A hearty breakfast awaited me: Shredded Wheat with hot milk and brown sugar, bread and marmalade and a boiled egg with fingers. Perfect! I washed down the lot with two huge mugs of tea, chewed the fat with mum for a bit and then headed for home again, getting back around 10.30am - just in time to get involved with a day of frustration - all based on just two words: jump leads.

Whenever the words 'jump' and 'leads' are put together, it means a day of shite lies ahead. There's nothing worse than getting them out of the boot, fixing them to the battery and then linking them to the battery of the car owned by the unfortunate other person who has to be involved to make them work - although later in the day, I went solo and jumped one of my cars with another. But let me explain that bit for you. 

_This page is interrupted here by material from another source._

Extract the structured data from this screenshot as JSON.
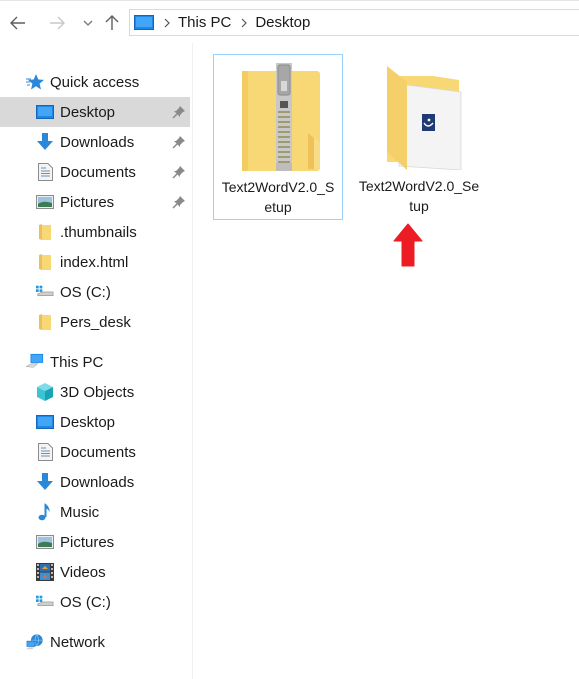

On Friday the car seemed to explode while on the school run. The pipe joining the radiator with the engine fell apart and the car was abandoned a couple of miles from the house. Today, after my cycle, we went over there with my brother-in-law, got the thing moving again and I drove it home, being careful not to overheat it. 

Earlier in the day, my brother-in-law had connected his car to my dud one on the drive to charge the battery. This had been successful and I then drove the car to a nearby garage, filled the tank and drove home. Then (I hope this isn't boring you) after a spot of lunch we decided to drive over and see mum - except that we couldn't because the battery was totally dead. I then drove the fixed car on to the drive and jumped it with that, but it didn't work and now, as I write this, we have two crap cars outside, one on the road and one on the drive. What a nightmare!

One year ago...